Also known as erectile dysfunction, or impotence, erectile disorder (ED) is the inability to get or maintain an erection that is firm enough for sexual intercourse or other satisfying sexual activity. While it is normal to occasionally lose an erection, men with ED have a chronic problem. ED affects at least 12 million American men and becomes more common with age. Generally, ED is only a matter of concern if the problem causes stress or loss of self-confidence, affects a relationship or is found to be a sign of an underlying health condition that requires immediate treatment.
The symptoms of ED may include inability to get an erection during sexual activity, getting an erection but not being able to sustain it long enough to finish a sexual act, or inability to get an erection that is as rigid as previously experienced. ED is diagnosed when one or more of these symptoms persist for at least six months. A five-part questionnaire, known as the International Index of Erectile Function, rates symptoms and helps determine the severity of dysfunction. Symptoms can be situational, which means they occur only in specific situations or with specific partners. Symptoms can also be generalized, meaning they occur all the time, regardless of the situation or partner involved. Low self-esteem, lack of confidence, and fear of sexual relations often accompany ED.
ED can have a physical, neurological, or psychological cause. The many physical conditions that are associated with ED include obesity, type-2 diabetes, metabolic syndrome, high blood pressure, high blood fats, coronary artery disease, premature ejaculation and a deficiency of the hormone testosterone. Medical treatments such as surgery, radiation and hormones commonly used for prostate cancer and medications, such as some antidepressants, can also cause or worsen ED, as can the use of tobacco, alcohol, and illegal drugs. Neurological conditions that can cause ED include Parkinson's disease and stroke. The psychological causes of ED generally occur in men under the age of 40 and include performance anxiety, relationship problems, religious taboos, prior sexual abuse and mood disorders such as depression, PTSD, and generalized anxiety.

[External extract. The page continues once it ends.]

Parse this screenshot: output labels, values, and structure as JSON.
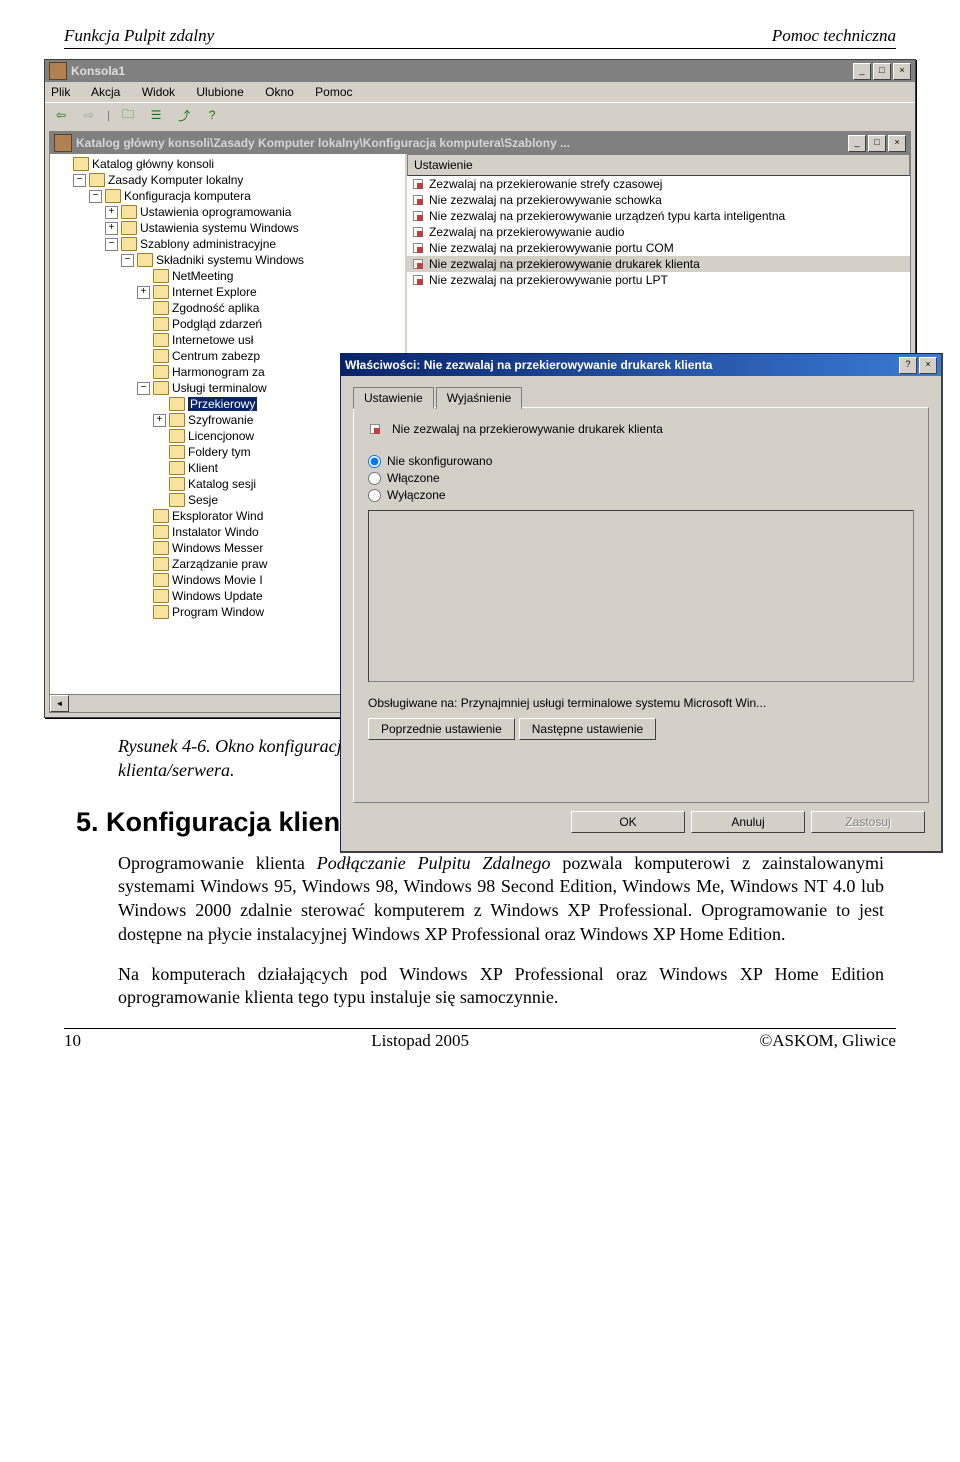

Treatment often begins with lifestyle changes, such as quitting smoking (because tobacco causes narrowing of blood vessels) or taking steps to reduce cardiovascular disease risks, such as weight loss, exercise and control of blood sugar and blood pressure, which can also improve the symptoms of ED. Medications such as Cialis and Viagra, which prevent an enzyme in the penis from causing erection loss, are sometimes prescribed. When medication is unsuccessful, external vacuum pumps that increase blood flow to the penis or self-injected penile medication that induces an erection may be recommended, although these are not popular options due to the advanced planning and lack of spontaneity involved. In cases where these treatments are ineffective or not tolerated, penile implants, or internal penile pumps, that pump fluid into the penis, may be an option. When the cause of ED is psychological, however, treatment often begins with psychotherapy to get to the root of any stress, anxiety, or depression that is interfering in sexual relations.
American Psychiatric Association. Understanding Mental Disorders: Your Guide to DSM-5. 2015. American Psychiatric Publishing.
Rew KT and Heidelbaugh JJ. Erectile Dysfunction. Family Physician. 2016;94(1):820-827.
National Institutes of Health. Urologic Diseases. Erectile dysfunction. November 2015.
Mayo Clinic. Erectile Dysfunction.June 23, 2017.
Last reviewed 03/06/2018